§ INFORMATION SHOWN

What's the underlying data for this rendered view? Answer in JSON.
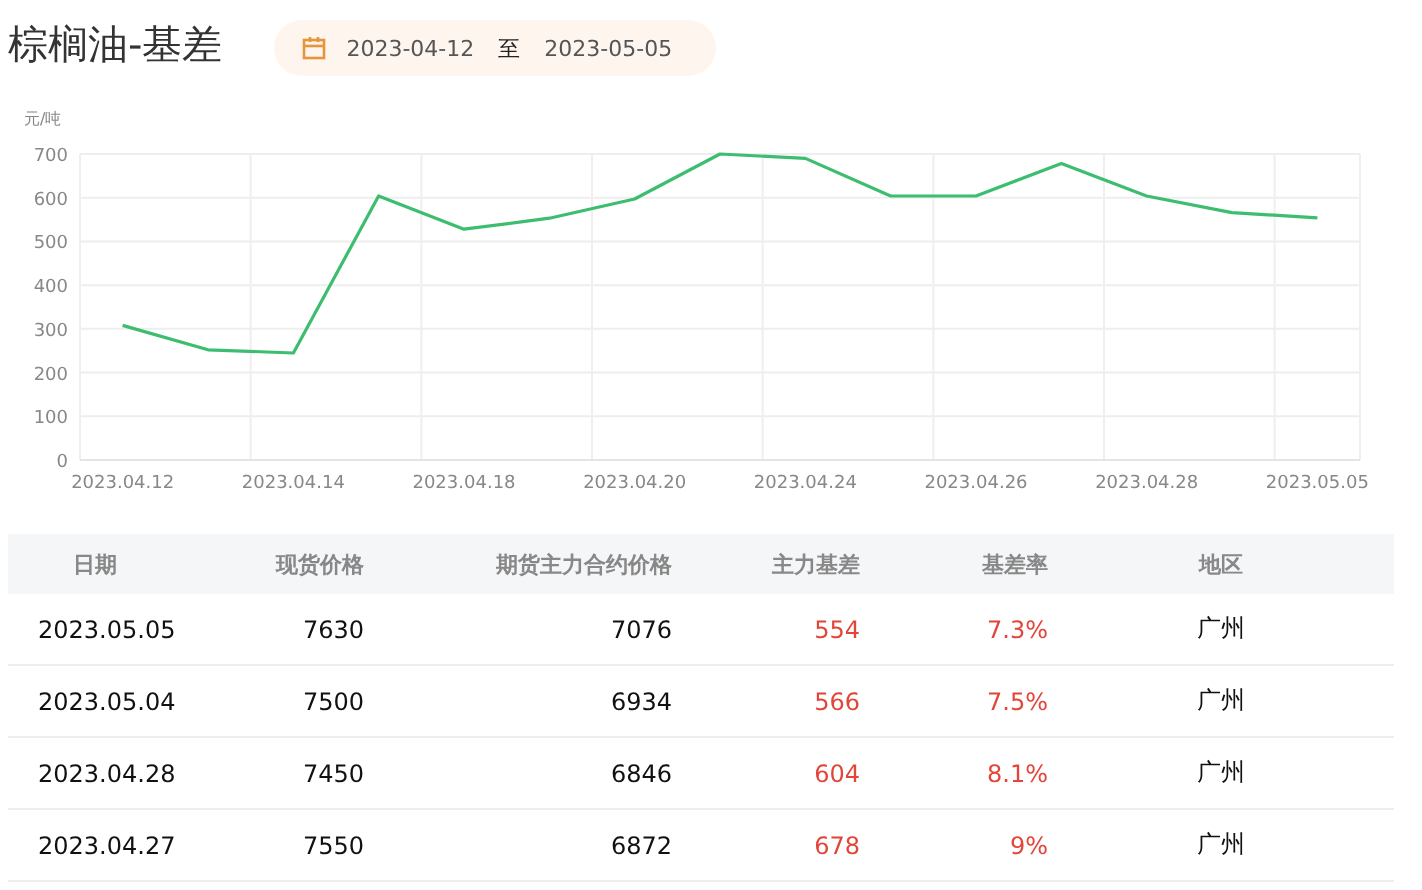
{
  "title": "棕榈油-基差",
  "date_range": {
    "start": "2023-04-12",
    "separator": "至",
    "end": "2023-05-05"
  },
  "chart": {
    "chart_data": {
      "type": "line",
      "ylabel": "元/吨",
      "categories": [
        "2023.04.12",
        null,
        "2023.04.14",
        null,
        "2023.04.18",
        null,
        "2023.04.20",
        null,
        "2023.04.24",
        null,
        "2023.04.26",
        null,
        "2023.04.28",
        null,
        "2023.05.05"
      ],
      "grid": true,
      "ylim": [
        0,
        700
      ],
      "yticks": [
        0,
        100,
        200,
        300,
        400,
        500,
        600,
        700
      ],
      "series": [
        {
          "color": "#3dbd6f",
          "values": [
            308,
            252,
            245,
            604,
            528,
            553,
            597,
            700,
            690,
            604,
            604,
            678,
            604,
            566,
            554
          ]
        }
      ]
    }
  },
  "table": {
    "columns": [
      "日期",
      "现货价格",
      "期货主力合约价格",
      "主力基差",
      "基差率",
      "地区"
    ],
    "rows": [
      [
        "2023.05.05",
        "7630",
        "7076",
        "554",
        "7.3%",
        "广州"
      ],
      [
        "2023.05.04",
        "7500",
        "6934",
        "566",
        "7.5%",
        "广州"
      ],
      [
        "2023.04.28",
        "7450",
        "6846",
        "604",
        "8.1%",
        "广州"
      ],
      [
        "2023.04.27",
        "7550",
        "6872",
        "678",
        "9%",
        "广州"
      ]
    ]
  }
}
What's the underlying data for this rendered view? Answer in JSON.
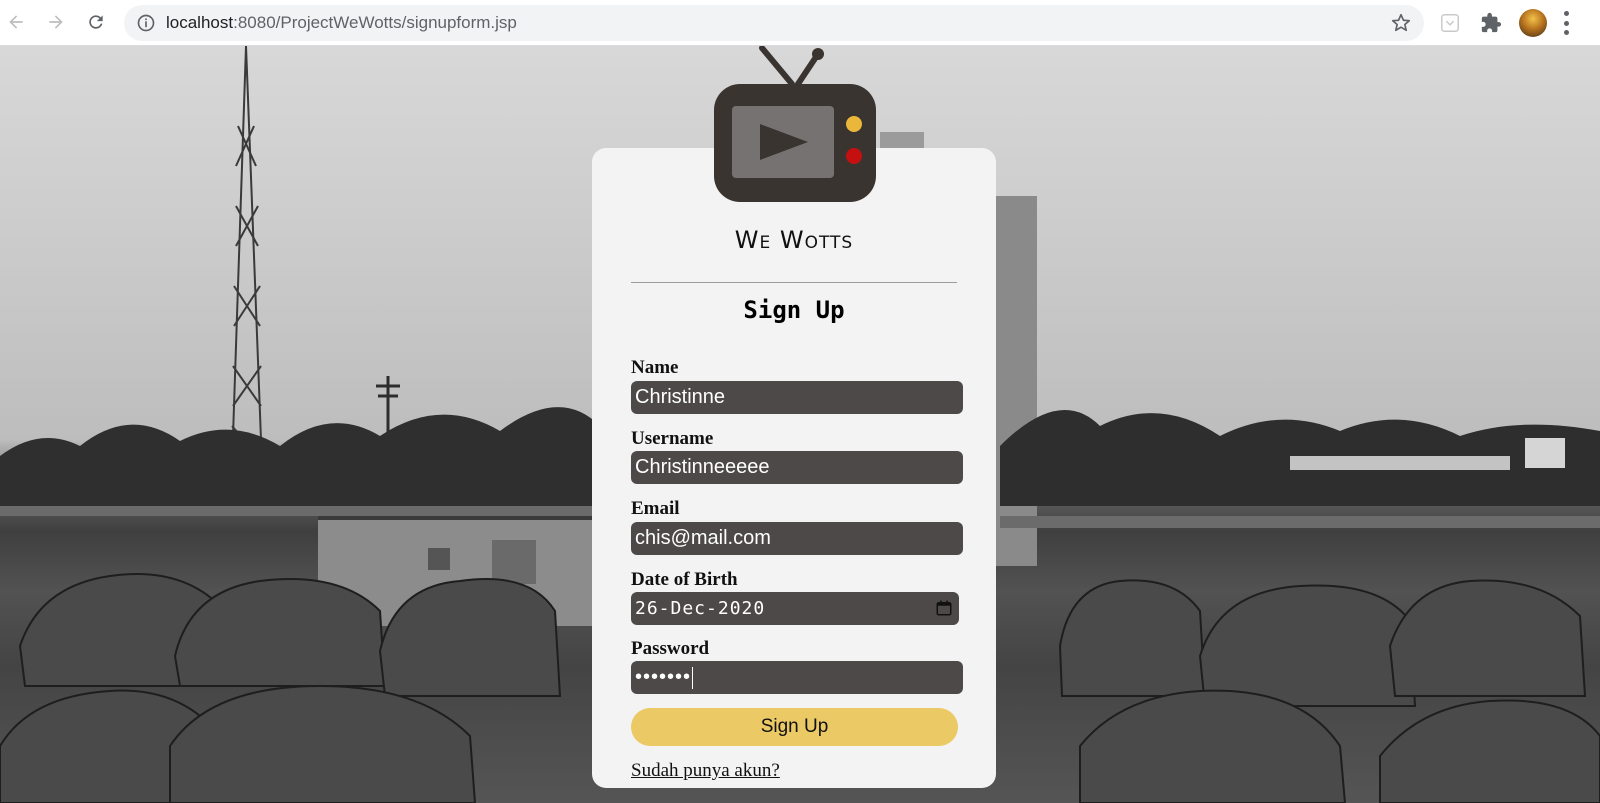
{
  "browser": {
    "url_host": "localhost",
    "url_rest": ":8080/ProjectWeWotts/signupform.jsp"
  },
  "brand": {
    "name": "We Wotts"
  },
  "form": {
    "title": "Sign Up",
    "name_label": "Name",
    "name_value": "Christinne",
    "username_label": "Username",
    "username_value": "Christinneeeee",
    "email_label": "Email",
    "email_value": "chis@mail.com",
    "dob_label": "Date of Birth",
    "dob_value": "26-Dec-2020",
    "password_label": "Password",
    "password_masked": "•••••••",
    "submit_label": "Sign Up",
    "login_link": "Sudah punya akun?"
  },
  "colors": {
    "card_bg": "#f3f3f3",
    "field_bg": "#4d4949",
    "button_bg": "#ebc965",
    "tv_body": "#3a3431",
    "tv_screen": "#777272",
    "tv_knob_top": "#ebb73a",
    "tv_knob_bottom": "#c41010"
  },
  "icons": [
    "back-arrow-icon",
    "forward-arrow-icon",
    "reload-icon",
    "info-icon",
    "star-icon",
    "pocket-icon",
    "extensions-puzzle-icon",
    "menu-dots-icon",
    "calendar-icon",
    "tv-logo-icon"
  ]
}
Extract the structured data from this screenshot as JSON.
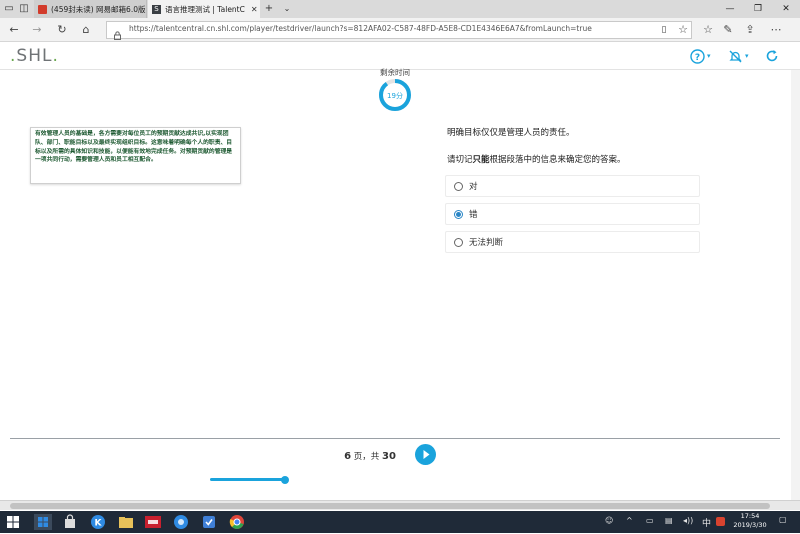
{
  "browser": {
    "tabs": [
      {
        "label": "(459封未读) 网易邮箱6.0版",
        "active": false
      },
      {
        "label": "语言推理测试 | TalentC",
        "active": true
      }
    ],
    "url": "https://talentcentral.cn.shl.com/player/testdriver/launch?s=812AFA02-C587-48FD-A5E8-CD1E4346E6A7&fromLaunch=true"
  },
  "app": {
    "logo": "SHL",
    "timer": {
      "label": "剩余时间",
      "value": "19分",
      "remaining_fraction": 0.9
    }
  },
  "passage": {
    "text": "有效管理人员的基础是，各方需要对每位员工的预期贡献达成共识,以实现团队、部门、职能目标以及最终实现组织目标。这意味着明确每个人的职责、目标以及所需的具体知识和技能，以便能有效地完成任务。对预期贡献的管理是一项共同行动，需要管理人员和员工相互配合。"
  },
  "question": {
    "statement": "明确目标仅仅是管理人员的责任。",
    "instruction_prefix": "请切记",
    "instruction_bold": "只能",
    "instruction_suffix": "根据段落中的信息来确定您的答案。",
    "options": [
      {
        "label": "对",
        "selected": false
      },
      {
        "label": "错",
        "selected": true
      },
      {
        "label": "无法判断",
        "selected": false
      }
    ]
  },
  "footer": {
    "current_page": "6",
    "page_mid": "页，共",
    "total_pages": "30",
    "progress_fraction": 0.2
  },
  "taskbar": {
    "ime": "中",
    "time": "17:54",
    "date": "2019/3/30"
  },
  "colors": {
    "accent": "#1aa3dc",
    "passage_text": "#1e5a32",
    "taskbar": "#1f2a38"
  }
}
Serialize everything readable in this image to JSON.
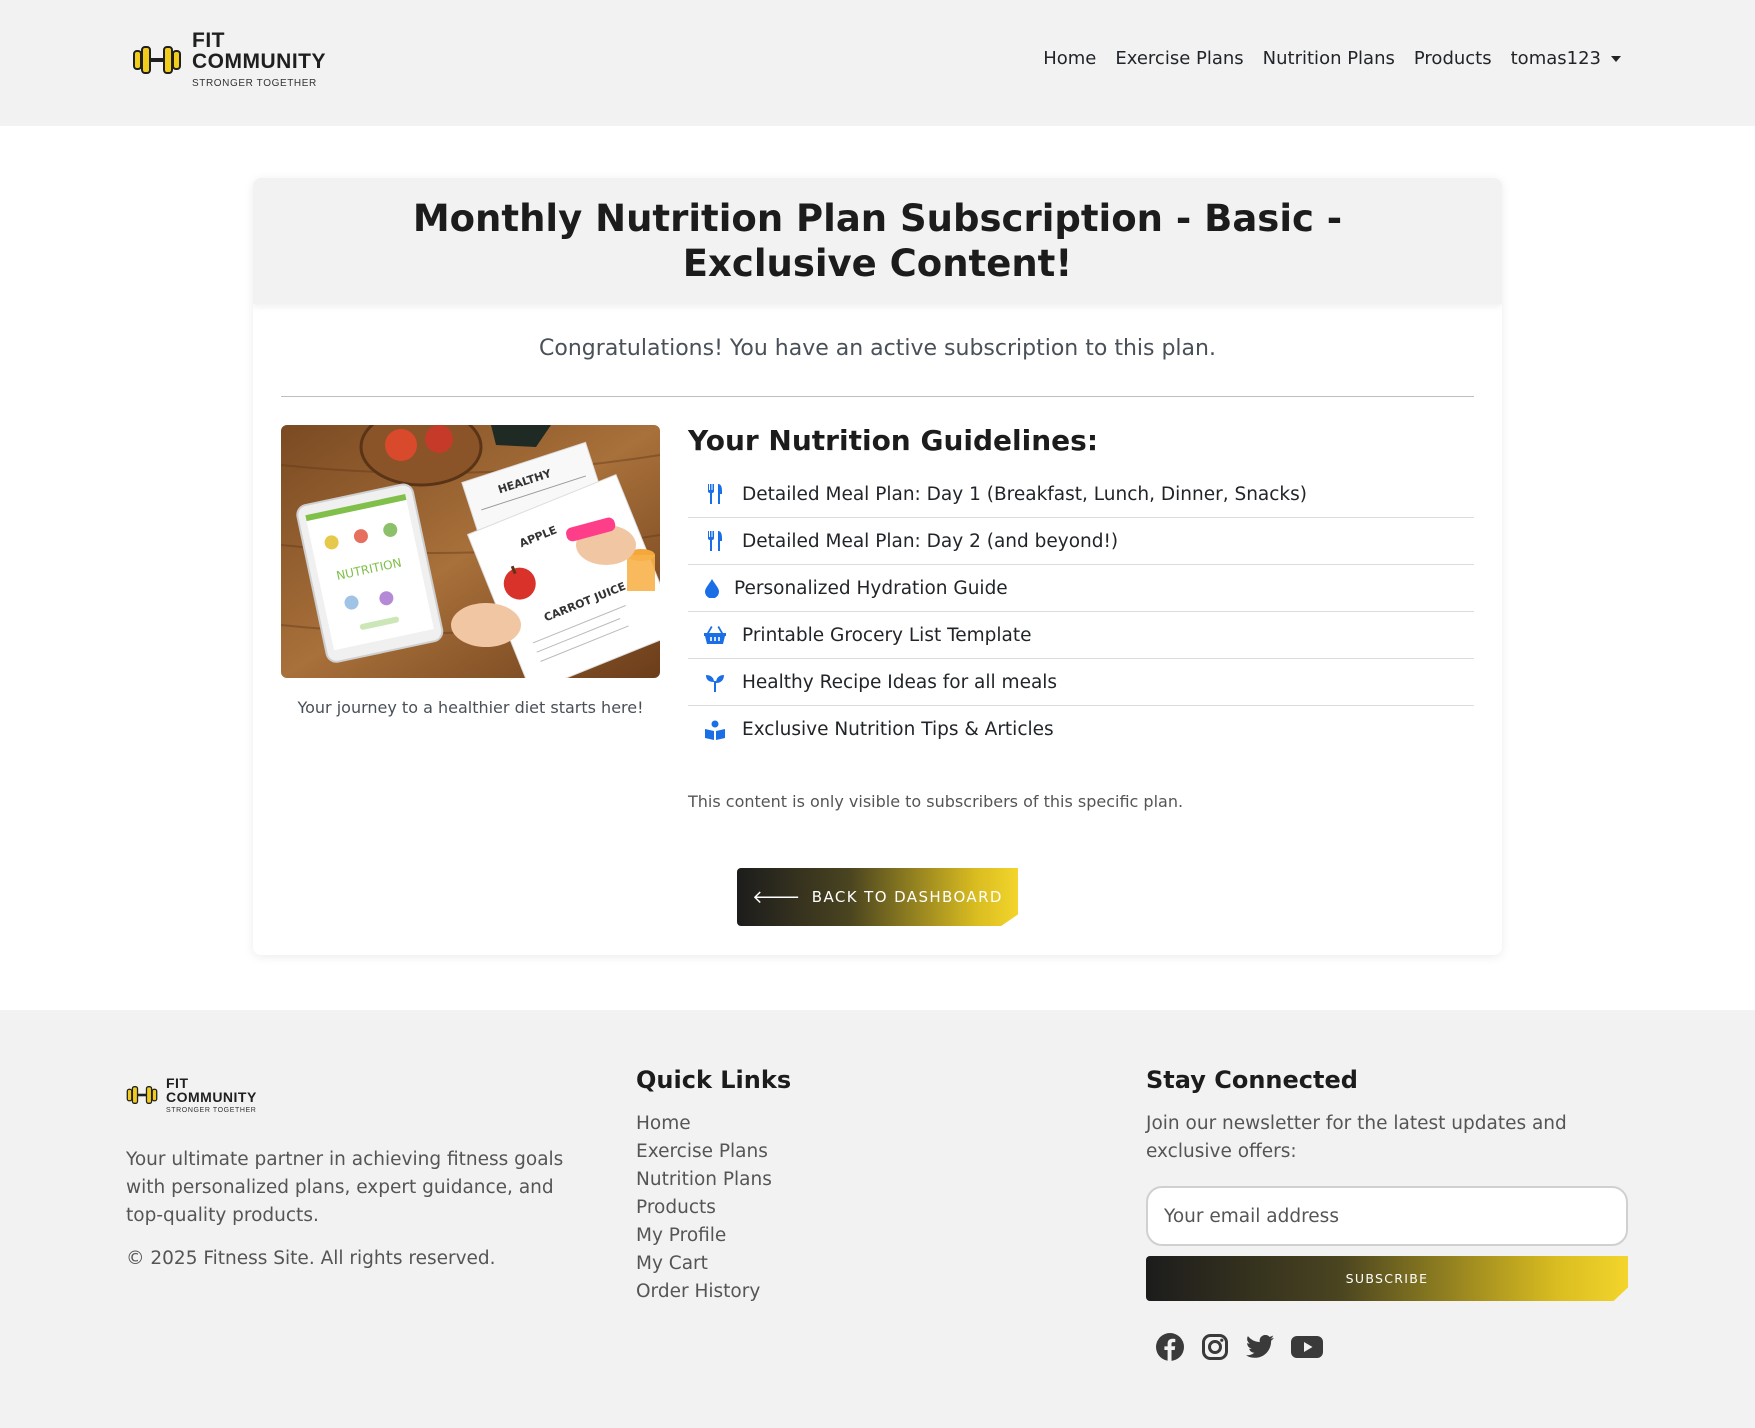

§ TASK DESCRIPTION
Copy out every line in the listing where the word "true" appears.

§ ANSWER FOR THIS EXERCISE
      "grid": true,
        "active": true
    "url": "https://talentcentral.cn.shl.com/player/testdriver/launch?s=812AFA02-C587-48FD-A5E8-CD1E4346E6A7&fromLaunch=true"
        "selected": true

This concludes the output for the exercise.